So, I won’t bore you but my Digital Rhetoric, while discussing the importance of old Commodore 64 code and the like, wasn’t too interested in my ACTUAL working knowledge of the C64 and its “affordances” (fancy, two-bit academic jargon that means advantages) of the software that I had as a child (& what helped shaped me into the person I am today). I’m going to take a moment (probably on Mondays, though they may appear on other days) to just quickly go through some of the quirkiest and/or most relevant software and relate how they might apply to today’s world.
Two games that I remember that were the strangest and most intriguing games that I ever got for the C64 were by the same company–Spinnaker Software. They were called In Search of the Most Amazing Thing (ISotMAT) and Snooper Troops (ST). While I have the manual for ISotMAT, I don’t have the manual for ST–I can’t remember if ST was bundled in or if it was stuck in the ISotMAT box accidentally (things like that did happen in the early days of software), or what, but I remember that they came together, but that we (my uncle and I) had to figure out how to play ST whereas we had the manual for ISotMAT.
ISotMAT was sort of a “sci-fi” game in a world underneath/beneath the “real world.” Fraggle Rock was a new and different thing at the time and it had that same “Fraggle Rock” feel. I remember that it took a while to figure out how to play ISotMAT, but once you understood it, you could have a decent amount of fun with it. The problem with the game is that it was SLOW. It took forever for the game to “draw” critical systems onto the screen. Now perhaps this was a limitation of the C64, but I recall a segment where you needed to drill. The computer had to draw the drill circling down pixel by pixel and then it drilled and you received whatever and then the computer had to retract the drill laboriously again pixel by pixel. One drilling session could take 5-7 minutes. I still enjoyed playing the game however. So much so, that when I couldn’t figure out a way to get to the ending of the game via the game itself, I actually found a way to “List” (view) the game’s code (it was written in BASIC) and I skimmed the code until I found the ending (all on my own, at the age of 9-11 years old, maybe 12, but that’s pushing it, if I remember). That’s what I wanted to share with the class as it recalled an example in James Paul Gee’s book What Video Games Have to Teach Us About Learning and Literacy of a kid who wanted to know more about World of Warcraft, so went to online forums, found a binary code reader, and began to read and manipulate WoW’s code. Gee was suitably impressed by the young man’s “metacognition” and learning strategies. My classmates, on the other hand, weren’t particularly interested in much that I had to say, so this why I’m sharing this experience here instead.
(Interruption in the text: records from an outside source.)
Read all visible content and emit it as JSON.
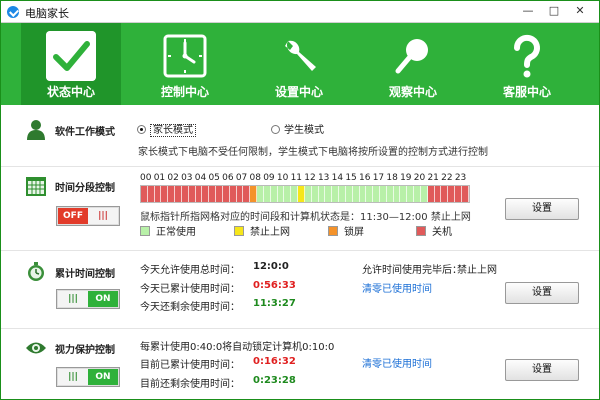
{
  "window": {
    "title": "电脑家长",
    "buttons": {
      "minimize": "—",
      "maximize": "□",
      "close": "✕"
    }
  },
  "nav": {
    "items": [
      {
        "label": "状态中心",
        "icon": "check-icon",
        "active": true
      },
      {
        "label": "控制中心",
        "icon": "clock-icon",
        "active": false
      },
      {
        "label": "设置中心",
        "icon": "wrench-icon",
        "active": false
      },
      {
        "label": "观察中心",
        "icon": "magnifier-icon",
        "active": false
      },
      {
        "label": "客服中心",
        "icon": "question-icon",
        "active": false
      }
    ]
  },
  "mode": {
    "title": "软件工作模式",
    "option_parent": "家长模式",
    "option_student": "学生模式",
    "selected": "家长模式",
    "description": "家长模式下电脑不受任何限制，学生模式下电脑将按所设置的控制方式进行控制"
  },
  "schedule": {
    "title": "时间分段控制",
    "toggle_off": "OFF",
    "toggle_handle": "|||",
    "hours": [
      "00",
      "01",
      "02",
      "03",
      "04",
      "05",
      "06",
      "07",
      "08",
      "09",
      "10",
      "11",
      "12",
      "13",
      "14",
      "15",
      "16",
      "17",
      "18",
      "19",
      "20",
      "21",
      "22",
      "23"
    ],
    "status_text": "鼠标指针所指网格对应的时间段和计算机状态是：11:30—12:00 禁止上网",
    "set_label": "设置",
    "legend": [
      {
        "label": "正常使用",
        "color": "#b8f0a8"
      },
      {
        "label": "禁止上网",
        "color": "#f6e61a"
      },
      {
        "label": "锁屏",
        "color": "#f4922a"
      },
      {
        "label": "关机",
        "color": "#e05a5a"
      }
    ],
    "slots": [
      "shutdown",
      "shutdown",
      "shutdown",
      "shutdown",
      "shutdown",
      "shutdown",
      "shutdown",
      "shutdown",
      "shutdown",
      "shutdown",
      "shutdown",
      "shutdown",
      "shutdown",
      "shutdown",
      "shutdown",
      "shutdown",
      "lock",
      "normal",
      "normal",
      "normal",
      "normal",
      "normal",
      "normal",
      "noweb",
      "normal",
      "normal",
      "normal",
      "normal",
      "normal",
      "normal",
      "normal",
      "normal",
      "normal",
      "normal",
      "normal",
      "normal",
      "normal",
      "normal",
      "normal",
      "normal",
      "normal",
      "normal",
      "shutdown",
      "shutdown",
      "shutdown",
      "shutdown",
      "shutdown",
      "shutdown"
    ]
  },
  "cumulative": {
    "title": "累计时间控制",
    "toggle_handle": "|||",
    "toggle_on": "ON",
    "allowed_label": "今天允许使用总时间：",
    "allowed_value": "12:0:0",
    "used_label": "今天已累计使用时间：",
    "used_value": "0:56:33",
    "remain_label": "今天还剩余使用时间：",
    "remain_value": "11:3:27",
    "after_label": "允许时间使用完毕后：",
    "after_value": "禁止上网",
    "clear_link": "清零已使用时间",
    "set_label": "设置"
  },
  "vision": {
    "title": "视力保护控制",
    "toggle_handle": "|||",
    "toggle_on": "ON",
    "rule_text": "每累计使用0:40:0将自动锁定计算机0:10:0",
    "used_label": "目前已累计使用时间：",
    "used_value": "0:16:32",
    "remain_label": "目前还剩余使用时间：",
    "remain_value": "0:23:28",
    "clear_link": "清零已使用时间",
    "set_label": "设置"
  }
}
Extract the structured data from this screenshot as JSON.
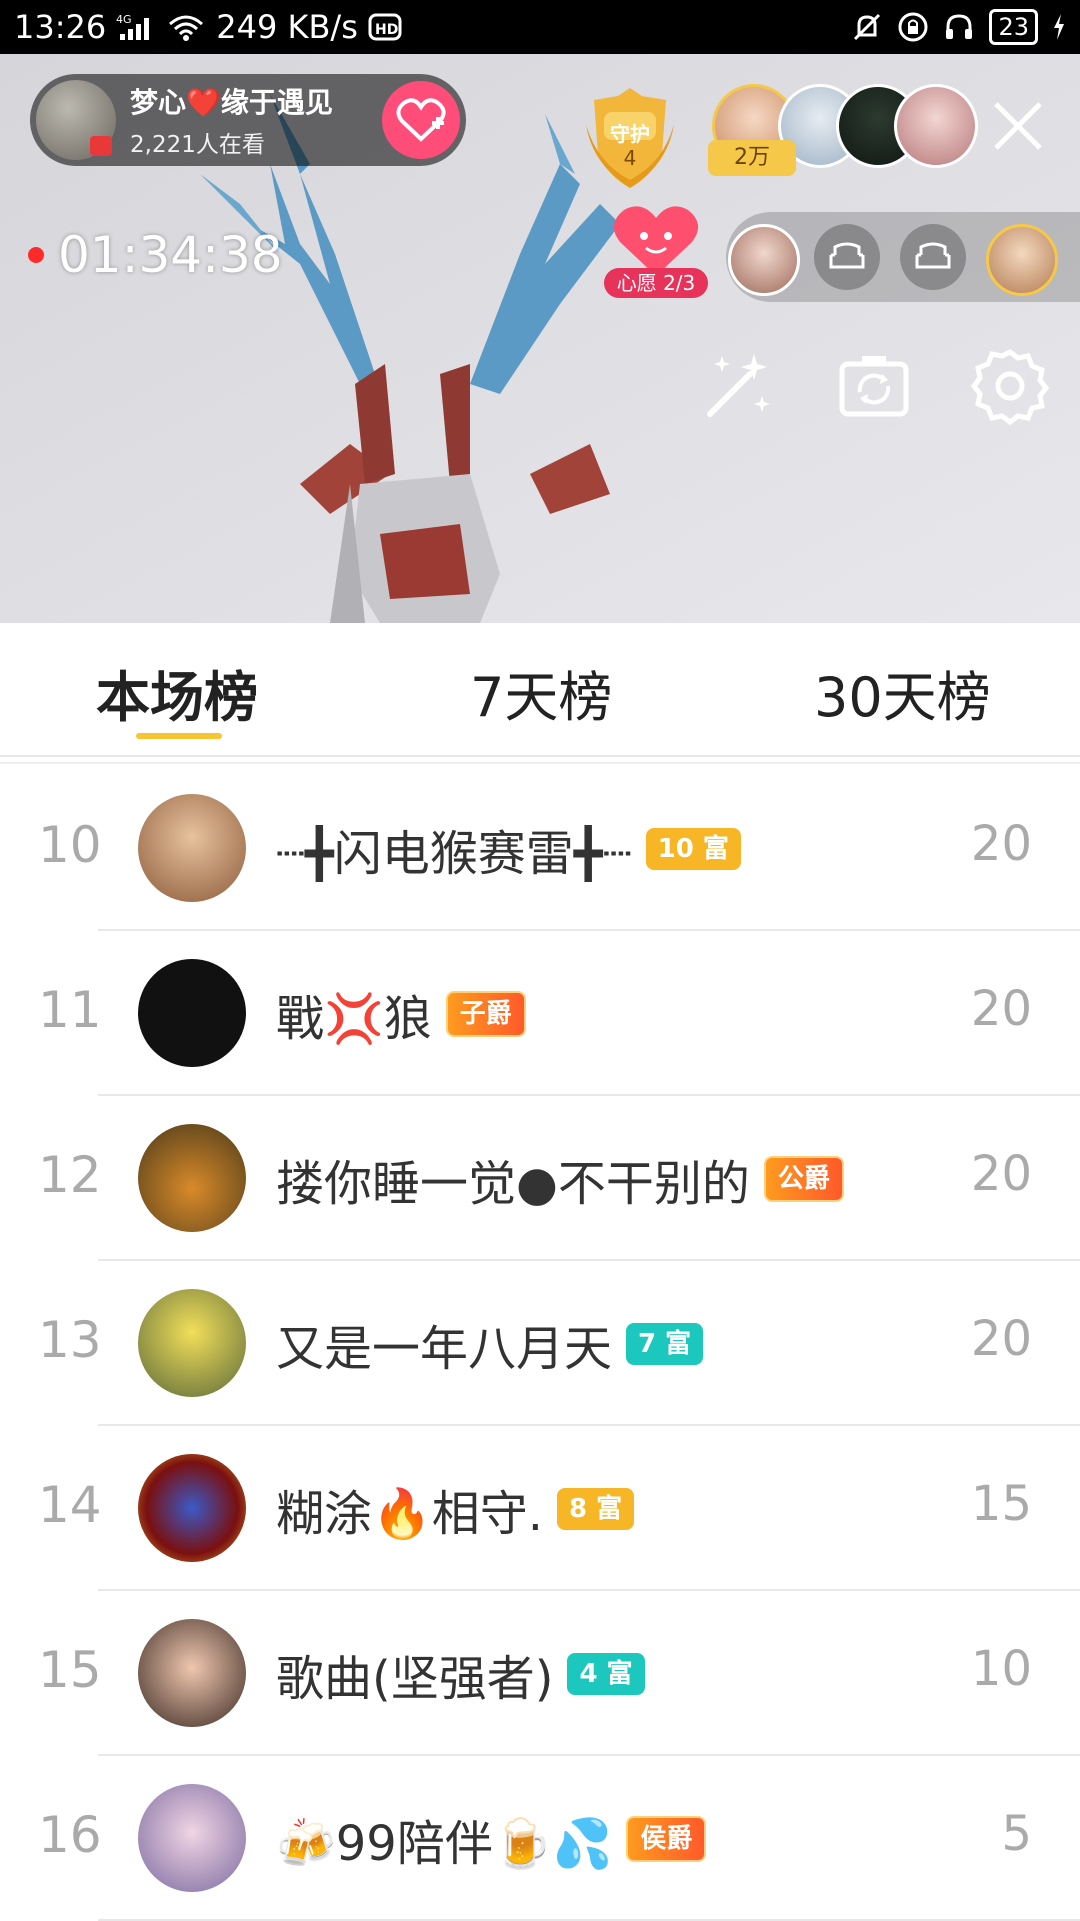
{
  "status_bar": {
    "time": "13:26",
    "network": "4G",
    "speed": "249 KB/s",
    "hd": "HD",
    "battery": "23"
  },
  "live": {
    "host_name": "梦心❤️缘于遇见",
    "viewers": "2,221人在看",
    "guard_label": "守护",
    "guard_count": "4",
    "contribution": "2万",
    "timer": "01:34:38",
    "wish_label": "心愿 2/3"
  },
  "tabs": [
    {
      "label": "本场榜",
      "active": true
    },
    {
      "label": "7天榜",
      "active": false
    },
    {
      "label": "30天榜",
      "active": false
    }
  ],
  "ranking": [
    {
      "rank": "10",
      "name": "┈╋闪电猴赛雷╋┈",
      "badge": "10 富",
      "badge_type": "rich-gold",
      "score": "20",
      "avatar_color": "#c9a27a"
    },
    {
      "rank": "11",
      "name": "戰💢狼",
      "badge": "子爵",
      "badge_type": "noble",
      "score": "20",
      "avatar_color": "#111111"
    },
    {
      "rank": "12",
      "name": "搂你睡一觉●不干别的",
      "badge": "公爵",
      "badge_type": "noble",
      "score": "20",
      "avatar_color": "#8a6a2a"
    },
    {
      "rank": "13",
      "name": "又是一年八月天",
      "badge": "7 富",
      "badge_type": "rich-teal",
      "score": "20",
      "avatar_color": "#c9c25a"
    },
    {
      "rank": "14",
      "name": "糊涂🔥相守.",
      "badge": "8 富",
      "badge_type": "rich-gold",
      "score": "15",
      "avatar_color": "#8b1a1a"
    },
    {
      "rank": "15",
      "name": "歌曲(坚强者)",
      "badge": "4 富",
      "badge_type": "rich-teal",
      "score": "10",
      "avatar_color": "#7a6a60"
    },
    {
      "rank": "16",
      "name": "🍻99陪伴🍺💦",
      "badge": "侯爵",
      "badge_type": "noble",
      "score": "5",
      "avatar_color": "#9a8ab0"
    }
  ]
}
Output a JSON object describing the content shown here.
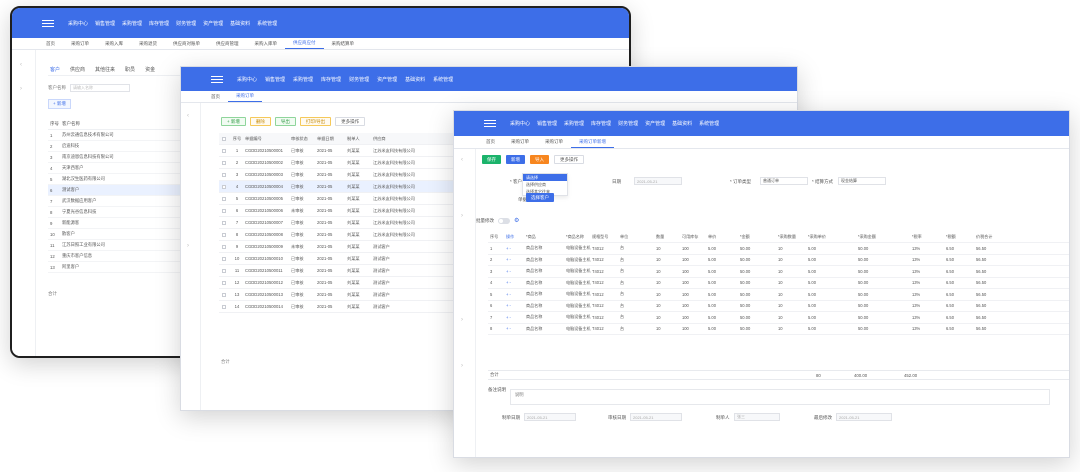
{
  "colors": {
    "brand_blue": "#3d6ee8",
    "primary_green": "#1bb36b",
    "warning_orange": "#f7861f"
  },
  "win1": {
    "nav": [
      "采购中心",
      "销售管理",
      "采购管理",
      "库存管理",
      "财务管理",
      "资产管理",
      "基础资料",
      "系统管理"
    ],
    "tabs": [
      "首页",
      "采购订单",
      "采购入库",
      "采购退货",
      "供应商对账单",
      "供应商管理",
      "采购入库单",
      "供应商应付",
      "采购结算单"
    ],
    "subtabs": [
      "客户",
      "供应商",
      "其他往来",
      "职员",
      "资金"
    ],
    "filter_label": "客户名称",
    "filter_placeholder": "请输入名称",
    "add_label": "+ 新增",
    "list_header": {
      "no": "序号",
      "name": "客户名称"
    },
    "rows": [
      {
        "no": "1",
        "name": "苏州云通信息技术有限公司"
      },
      {
        "no": "2",
        "name": "启迪科技"
      },
      {
        "no": "3",
        "name": "南京迪恩信息科技有限公司"
      },
      {
        "no": "4",
        "name": "天津西客户"
      },
      {
        "no": "5",
        "name": "湖北汉生医药有限公司"
      },
      {
        "no": "6",
        "name": "测试客户"
      },
      {
        "no": "7",
        "name": "武汉数据应用客户"
      },
      {
        "no": "8",
        "name": "宁夏光谷信息科技"
      },
      {
        "no": "9",
        "name": "新能源客"
      },
      {
        "no": "10",
        "name": "散客户"
      },
      {
        "no": "11",
        "name": "江苏日照工业有限公司"
      },
      {
        "no": "12",
        "name": "重庆市客户信息"
      },
      {
        "no": "13",
        "name": "阿里客户"
      }
    ],
    "total_label": "合计"
  },
  "win2": {
    "nav": [
      "采购中心",
      "销售管理",
      "采购管理",
      "库存管理",
      "财务管理",
      "资产管理",
      "基础资料",
      "系统管理"
    ],
    "tabs": [
      "首页",
      "采购订单"
    ],
    "toolbar": {
      "add": "+ 新增",
      "delete": "删除",
      "import": "导出",
      "print": "打印/导出",
      "more": "更多操作"
    },
    "header": {
      "no": "序号",
      "code": "单据编号",
      "status": "审核状态",
      "date": "单据日期",
      "type": "制单人",
      "vendor": "供应商"
    },
    "rows": [
      {
        "no": "1",
        "code": "CGDD20210500001",
        "status": "已审核",
        "date": "2021-05",
        "type": "刘某某",
        "vendor": "江苏米友科技有限公司"
      },
      {
        "no": "2",
        "code": "CGDD20210500002",
        "status": "已审核",
        "date": "2021-05",
        "type": "刘某某",
        "vendor": "江苏米友科技有限公司"
      },
      {
        "no": "3",
        "code": "CGDD20210500003",
        "status": "已审核",
        "date": "2021-05",
        "type": "刘某某",
        "vendor": "江苏米友科技有限公司"
      },
      {
        "no": "4",
        "code": "CGDD20210500004",
        "status": "已审核",
        "date": "2021-05",
        "type": "刘某某",
        "vendor": "江苏米友科技有限公司"
      },
      {
        "no": "5",
        "code": "CGDD20210500005",
        "status": "已审核",
        "date": "2021-05",
        "type": "刘某某",
        "vendor": "江苏米友科技有限公司"
      },
      {
        "no": "6",
        "code": "CGDD20210500006",
        "status": "未审核",
        "date": "2021-05",
        "type": "刘某某",
        "vendor": "江苏米友科技有限公司"
      },
      {
        "no": "7",
        "code": "CGDD20210500007",
        "status": "已审核",
        "date": "2021-05",
        "type": "刘某某",
        "vendor": "江苏米友科技有限公司"
      },
      {
        "no": "8",
        "code": "CGDD20210500008",
        "status": "已审核",
        "date": "2021-05",
        "type": "刘某某",
        "vendor": "江苏米友科技有限公司"
      },
      {
        "no": "9",
        "code": "CGDD20210500009",
        "status": "未审核",
        "date": "2021-05",
        "type": "刘某某",
        "vendor": "测试客户"
      },
      {
        "no": "10",
        "code": "CGDD20210500010",
        "status": "已审核",
        "date": "2021-05",
        "type": "刘某某",
        "vendor": "测试客户"
      },
      {
        "no": "11",
        "code": "CGDD20210500011",
        "status": "已审核",
        "date": "2021-05",
        "type": "刘某某",
        "vendor": "测试客户"
      },
      {
        "no": "12",
        "code": "CGDD20210500012",
        "status": "已审核",
        "date": "2021-05",
        "type": "刘某某",
        "vendor": "测试客户"
      },
      {
        "no": "13",
        "code": "CGDD20210500013",
        "status": "已审核",
        "date": "2021-05",
        "type": "刘某某",
        "vendor": "测试客户"
      },
      {
        "no": "14",
        "code": "CGDD20210500014",
        "status": "已审核",
        "date": "2021-05",
        "type": "刘某某",
        "vendor": "测试客户"
      }
    ],
    "total_label": "合计"
  },
  "win3": {
    "nav": [
      "采购中心",
      "销售管理",
      "采购管理",
      "库存管理",
      "财务管理",
      "资产管理",
      "基础资料",
      "系统管理"
    ],
    "tabs": [
      "首页",
      "采购订单",
      "采购订单",
      "采购订单新增"
    ],
    "toolbar": {
      "save": "保存",
      "save_new": "新增",
      "audit": "导入",
      "more": "更多操作"
    },
    "form": {
      "customer_label": "* 客户",
      "customer_value": "请选择",
      "date_label": "日期",
      "date_value": "2021-05-21",
      "order_type_label": "* 订单类型",
      "order_type_value": "普通订单",
      "settle_label": "* 结算方式",
      "settle_value": "现金结算",
      "bill_label": "单据编号",
      "search_btn": "选择客户"
    },
    "dropdown": [
      "请选择",
      "选择供应商",
      "选择其它往来"
    ],
    "toggle_label": "批量修改",
    "header": [
      "序号",
      "操作",
      "*商品",
      "*商品名称",
      "规格型号",
      "单位",
      "数量",
      "可用库存",
      "单价",
      "*金额",
      "*采购数量",
      "*采购单价",
      "*采购金额",
      "*税率",
      "*税额",
      "价税合计"
    ],
    "rows": [
      [
        "1",
        "+ -",
        "商品名称",
        "电脑设备主机",
        "T4012",
        "台",
        "10",
        "100",
        "5.00",
        "50.00",
        "10",
        "5.00",
        "50.00",
        "13%",
        "6.50",
        "56.50"
      ],
      [
        "2",
        "+ -",
        "商品名称",
        "电脑设备主机",
        "T4012",
        "台",
        "10",
        "100",
        "5.00",
        "50.00",
        "10",
        "5.00",
        "50.00",
        "13%",
        "6.50",
        "56.50"
      ],
      [
        "3",
        "+ -",
        "商品名称",
        "电脑设备主机",
        "T4012",
        "台",
        "10",
        "100",
        "5.00",
        "50.00",
        "10",
        "5.00",
        "50.00",
        "13%",
        "6.50",
        "56.50"
      ],
      [
        "4",
        "+ -",
        "商品名称",
        "电脑设备主机",
        "T4012",
        "台",
        "10",
        "100",
        "5.00",
        "50.00",
        "10",
        "5.00",
        "50.00",
        "13%",
        "6.50",
        "56.50"
      ],
      [
        "5",
        "+ -",
        "商品名称",
        "电脑设备主机",
        "T4012",
        "台",
        "10",
        "100",
        "5.00",
        "50.00",
        "10",
        "5.00",
        "50.00",
        "13%",
        "6.50",
        "56.50"
      ],
      [
        "6",
        "+ -",
        "商品名称",
        "电脑设备主机",
        "T4012",
        "台",
        "10",
        "100",
        "5.00",
        "50.00",
        "10",
        "5.00",
        "50.00",
        "13%",
        "6.50",
        "56.50"
      ],
      [
        "7",
        "+ -",
        "商品名称",
        "电脑设备主机",
        "T4012",
        "台",
        "10",
        "100",
        "5.00",
        "50.00",
        "10",
        "5.00",
        "50.00",
        "13%",
        "6.50",
        "56.50"
      ],
      [
        "8",
        "+ -",
        "商品名称",
        "电脑设备主机",
        "T4012",
        "台",
        "10",
        "100",
        "5.00",
        "50.00",
        "10",
        "5.00",
        "50.00",
        "13%",
        "6.50",
        "56.50"
      ]
    ],
    "total": {
      "label": "合计",
      "qty": "80",
      "amount": "400.00",
      "tax_total": "452.00"
    },
    "footer": {
      "remark_label": "备注说明",
      "remark_value": "说明",
      "maker_label": "制单日期",
      "maker_value": "2021-05-21",
      "checker_label": "审核日期",
      "checker_value": "2021-05-21",
      "handler_label": "制单人",
      "handler_value": "张三",
      "print_label": "最后修改",
      "print_value": "2021-05-21"
    }
  }
}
ST was a mystery game and I daresay that I liked it as much, and perhaps a little more than ISotMAT. When done right, I actually like mysteries as a genre, but only in certain instances. I’ll try to remember to do a post on the rise and fall of my love of mysteries in another post, but ST allowed you to be a detective and it was something that my child self really gravitated to. It even allowed you to drive a car from house to house as you checked out clues and again, you had to take into account your speed and braking distance, or you could overshoot your target house. While the game was presented abstractly, the modeling of certain real-world concepts was something that helped child me learn and engage with the world through play in a meaningful way–which is what Gee’s book is all about.
I found two YouTube videos showing ISotMAT and ST. Now, they’re not the correct format (i.e., C64 version) that I played, but even on different systems they still give you an idea of what the games looked like if you’re interested:
Well, that’s it for my trip down memory lane for today–thanks for listening/reading. I appreciate it.